ICT has started working with behavioral scientists to guide the initiative and ensure that specific aspects of human behavior are included in the artificial intelligence model. “Obviously one of the big aspects of this is that the 200 or whatever number of common activities here in the U.S. are different than the 200 common activities in Iraq, which are different than the 200 common activities in Afghanistan. And even in a Sunni neighborhood in Iraq, those 200 activities would be different than in a Shiite neighborhood. So we are starting to tie into social scientists, sociologists and cultural anthropologists to help us,” van Lent says.

“From an artificial intelligence perspective, there’s been very little work on modeling that kind of stuff in the artificial intelligence model. Most artificial intelligence models assume that all people are the same: They’re all trying to do the optimal actions to achieve their goals. One of the things we’re working on as another project is trying to create artificial intelligence models that explicitly model ‘I’m from this culture, and you’re from that culture, and I have assumptions about your culture, and you have assumptions about my culture, and I have assumptions about how you view my culture.’ All of this has a big influence in how we behave when we’re interacting,” he explains. ICT calls this area of study computational social science, which van Lent views as an offshoot of artificial intelligence.
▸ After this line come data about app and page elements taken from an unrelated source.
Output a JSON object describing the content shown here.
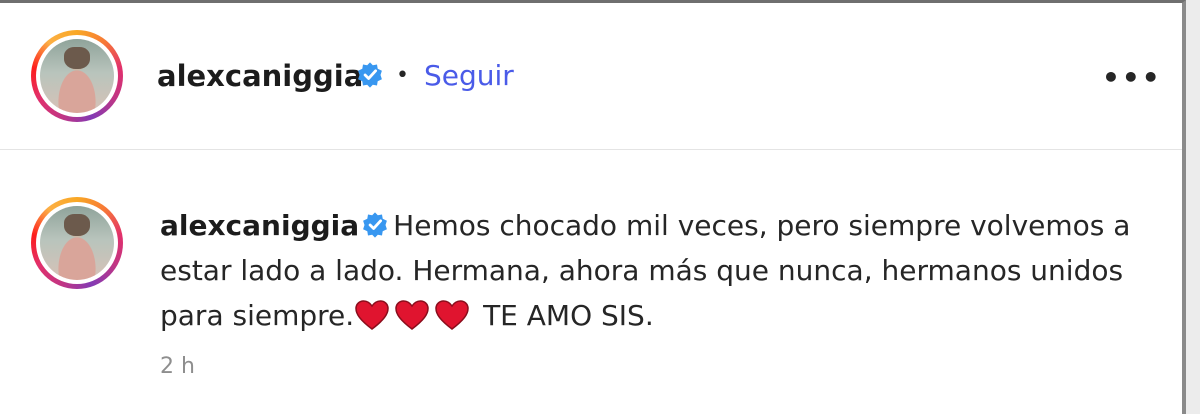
{
  "post_header": {
    "username": "alexcaniggia",
    "separator": "•",
    "follow_label": "Seguir",
    "more_label": "•••"
  },
  "comment": {
    "username": "alexcaniggia",
    "text_before": "Hemos chocado mil veces, pero siempre volvemos a estar lado a lado. Hermana, ahora más que nunca, hermanos unidos para siempre.",
    "hearts": [
      "heart-icon",
      "heart-icon",
      "heart-icon"
    ],
    "text_after": "TE AMO SIS.",
    "time": "2 h"
  },
  "colors": {
    "follow": "#4a5be8",
    "verified": "#3897f0",
    "heart": "#e0142f"
  }
}
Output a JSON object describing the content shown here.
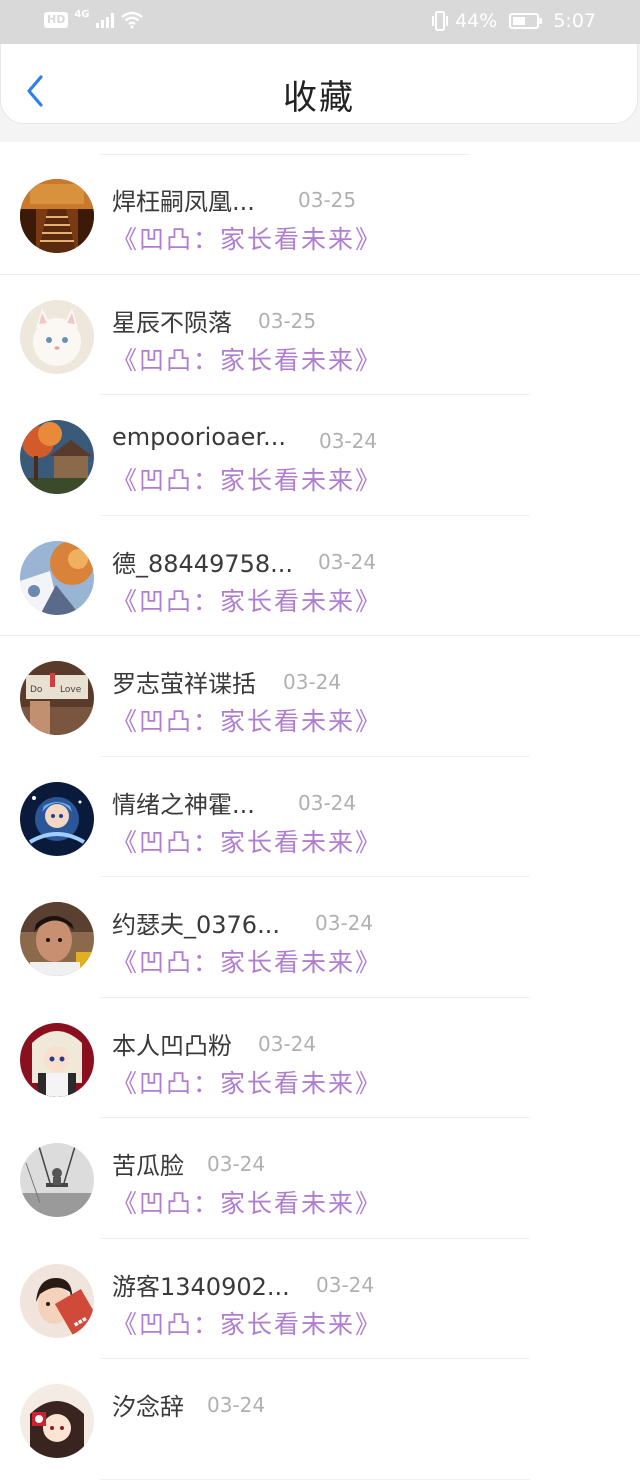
{
  "status_bar": {
    "hd": "HD",
    "network": "4G",
    "battery_percent": "44%",
    "time": "5:07"
  },
  "header": {
    "title": "收藏",
    "back_icon": "chevron-left-icon"
  },
  "colors": {
    "accent": "#2f80ed",
    "book_link": "#b07ed0"
  },
  "favorites": [
    {
      "name": "焊枉嗣凤凰...",
      "date": "03-25",
      "book": "《凹凸：家长看未来》",
      "avatar": "forest-bridge"
    },
    {
      "name": "星辰不陨落",
      "date": "03-25",
      "book": "《凹凸：家长看未来》",
      "avatar": "white-cat"
    },
    {
      "name": "empoorioaer...",
      "date": "03-24",
      "book": "《凹凸：家长看未来》",
      "avatar": "autumn-house"
    },
    {
      "name": "德_88449758...",
      "date": "03-24",
      "book": "《凹凸：家长看未来》",
      "avatar": "fantasy-art"
    },
    {
      "name": "罗志萤祥谍括",
      "date": "03-24",
      "book": "《凹凸：家长看未来》",
      "avatar": "love-photo"
    },
    {
      "name": "情绪之神霍...",
      "date": "03-24",
      "book": "《凹凸：家长看未来》",
      "avatar": "anime-blue"
    },
    {
      "name": "约瑟夫_0376...",
      "date": "03-24",
      "book": "《凹凸：家长看未来》",
      "avatar": "boy-photo"
    },
    {
      "name": "本人凹凸粉",
      "date": "03-24",
      "book": "《凹凸：家长看未来》",
      "avatar": "anime-girl"
    },
    {
      "name": "苦瓜脸",
      "date": "03-24",
      "book": "《凹凸：家长看未来》",
      "avatar": "swing-bw"
    },
    {
      "name": "游客1340902...",
      "date": "03-24",
      "book": "《凹凸：家长看未来》",
      "avatar": "girl-photo"
    },
    {
      "name": "汐念辞",
      "date": "03-24",
      "book": "",
      "avatar": "anime-red"
    }
  ]
}
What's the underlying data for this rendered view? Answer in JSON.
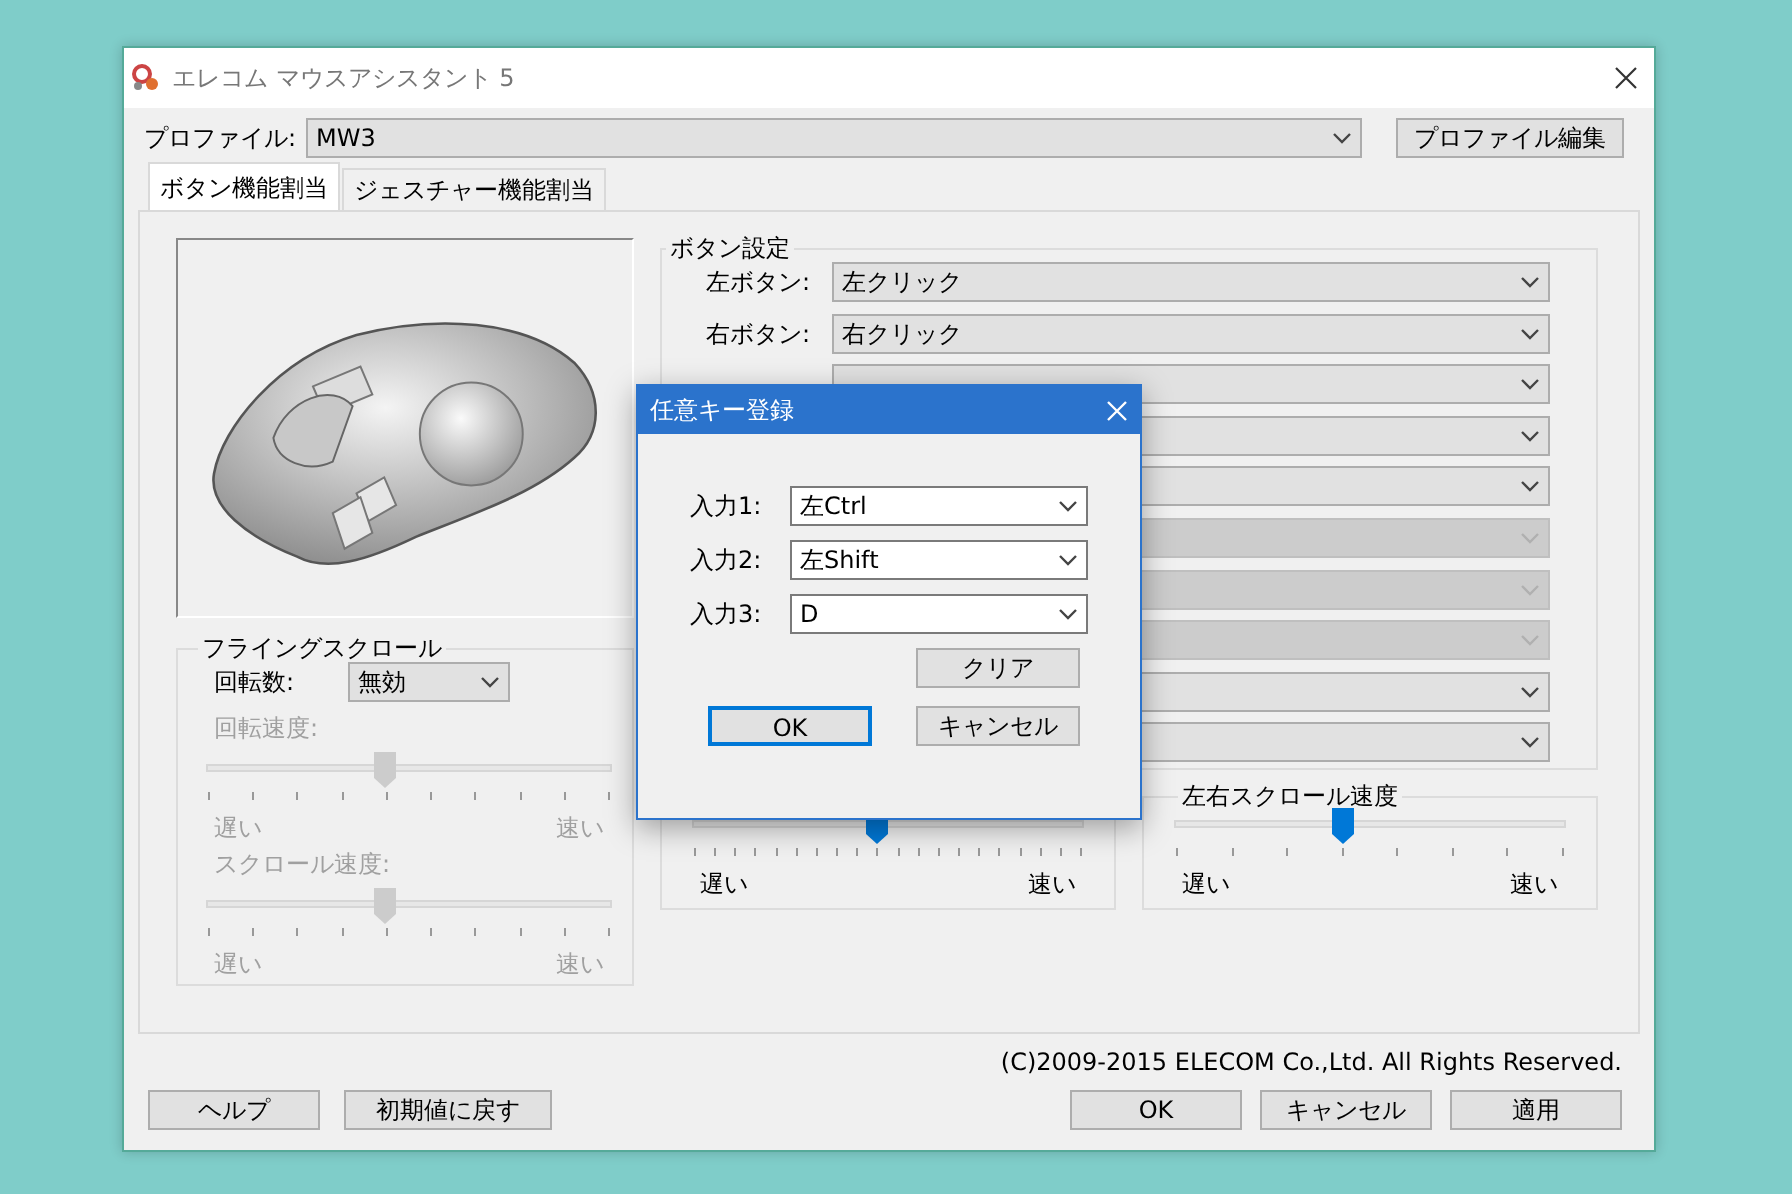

Another challenge the ICT team faces is what van Lent calls “handling the emergence.” Once 100,000 people each have identities and the choice is made about what actions they will take, the researchers will turn the virtual world on. Van Lent says that the team will not be able to predict or even control very well what will happen. The challenge for ICT researchers is to make sure that the environment still goes in directions that produce useful training experiences for students.

While the institute went to the commercial sector for some of the technology, the researchers also needed to learn as much as possible from warfighters returning from Iraq to design a realistic experience. For instance, one officer relayed the story about his decision-making process for imposing a curfew in a town. He was concerned that a curfew would cause the local population to resent the United States. But after the curfew was imposed, crime in the town decreased significantly and the residents were grateful. “So imposing the curfew actually had the opposite effect than what the officer was concerned about,” van Lent offers.

Helping U.S. soldiers work with local residents requires the ability to teach students to manage the interrelationships between different cultures. For example, when a local resident wants to meet with a U.S. officer, the officer must determine whether to see the resident or have a subordinate do so. If the officer meets with the resident, that person achieves a certain status that the officer may or may not find desirable. “That’s where we’re heading with this, and obviously to do that you need this large but fairly realistically modeled population. AI.implant is the building block that’s helping us move all these people around the environment,” he adds.

Van Lent is excited about bringing this virtual city to life. “Having a city where there are hundreds of thousands of people moving around and having the different cultures model and the different political factions model, social relationships model and family model are intriguing. What’s exciting is just watching this big sandbox, if you will, turn over. There’s so much going on, and there are so many layers interacting in so many ways that you can’t really predict what’s going to happen. You can almost imagine it like the ultimate ant farm or the ultimate dollhouse. You set it up and you turn on the switch, but you never quite know what’s going to happen and what direction it’s going to go in,” he relates.

The urban environment training tool prototype is scheduled to be in the classroom for evaluation in 2008.

 

Web Resources
Institute for Creative Technologies: www.ict.usc.edu
Engenuity Technologies Incorporated: www.engenuitytech.com
Army Excellence in Leadership: http://projects.ict.usc.edu/axl